Exercise description: Count up the lines in the following listing that hold the word "Trảng", then give only that count.

Records for the task:
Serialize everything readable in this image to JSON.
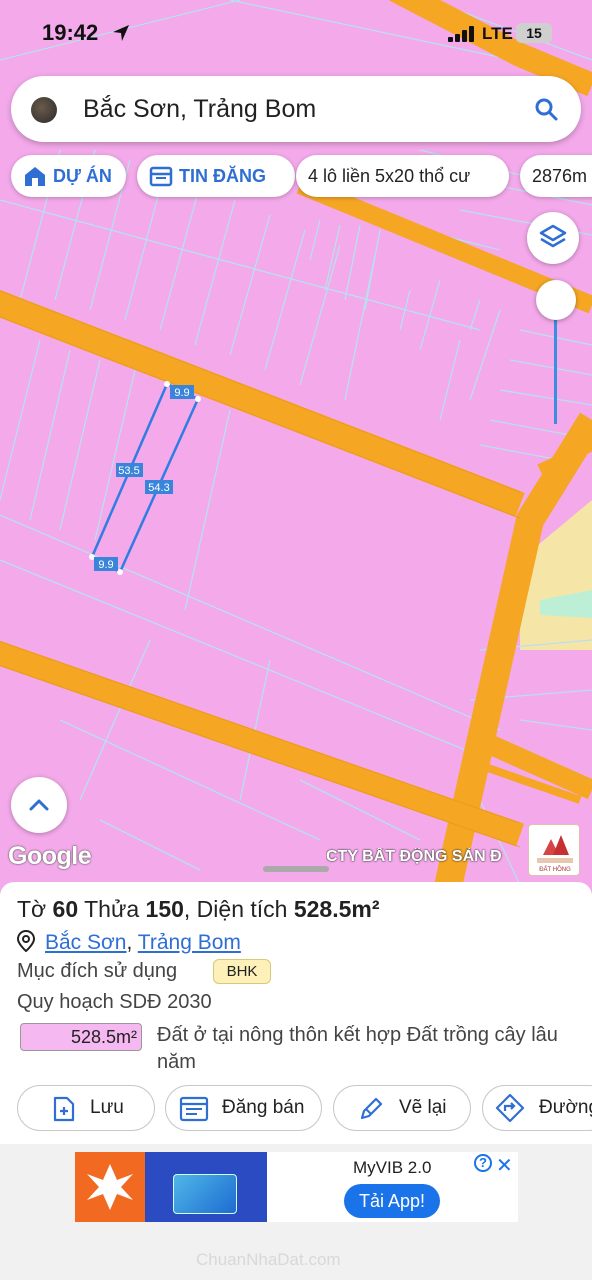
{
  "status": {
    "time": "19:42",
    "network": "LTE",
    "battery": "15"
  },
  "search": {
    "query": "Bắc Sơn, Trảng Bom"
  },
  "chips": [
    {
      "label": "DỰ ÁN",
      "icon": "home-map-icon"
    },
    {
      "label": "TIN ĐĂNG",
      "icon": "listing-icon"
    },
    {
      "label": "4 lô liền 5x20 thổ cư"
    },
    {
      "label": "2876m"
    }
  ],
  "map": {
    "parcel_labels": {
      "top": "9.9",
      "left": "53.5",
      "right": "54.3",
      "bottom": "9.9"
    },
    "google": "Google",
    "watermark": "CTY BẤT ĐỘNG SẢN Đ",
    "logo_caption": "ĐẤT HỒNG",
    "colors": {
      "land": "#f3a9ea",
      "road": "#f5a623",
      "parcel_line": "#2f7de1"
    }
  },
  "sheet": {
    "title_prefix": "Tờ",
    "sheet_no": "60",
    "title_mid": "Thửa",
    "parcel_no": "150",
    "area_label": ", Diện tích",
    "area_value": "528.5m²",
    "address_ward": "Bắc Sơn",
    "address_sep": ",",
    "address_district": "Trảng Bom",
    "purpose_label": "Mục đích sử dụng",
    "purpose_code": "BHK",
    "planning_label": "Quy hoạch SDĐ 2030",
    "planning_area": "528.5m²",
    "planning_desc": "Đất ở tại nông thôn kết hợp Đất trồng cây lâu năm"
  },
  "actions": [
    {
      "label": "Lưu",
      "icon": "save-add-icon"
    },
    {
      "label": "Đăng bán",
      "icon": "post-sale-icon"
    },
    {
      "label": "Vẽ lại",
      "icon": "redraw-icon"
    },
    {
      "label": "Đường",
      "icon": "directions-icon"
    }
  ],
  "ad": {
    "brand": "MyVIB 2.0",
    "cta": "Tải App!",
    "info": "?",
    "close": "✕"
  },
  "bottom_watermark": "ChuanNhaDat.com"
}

Written solution: 2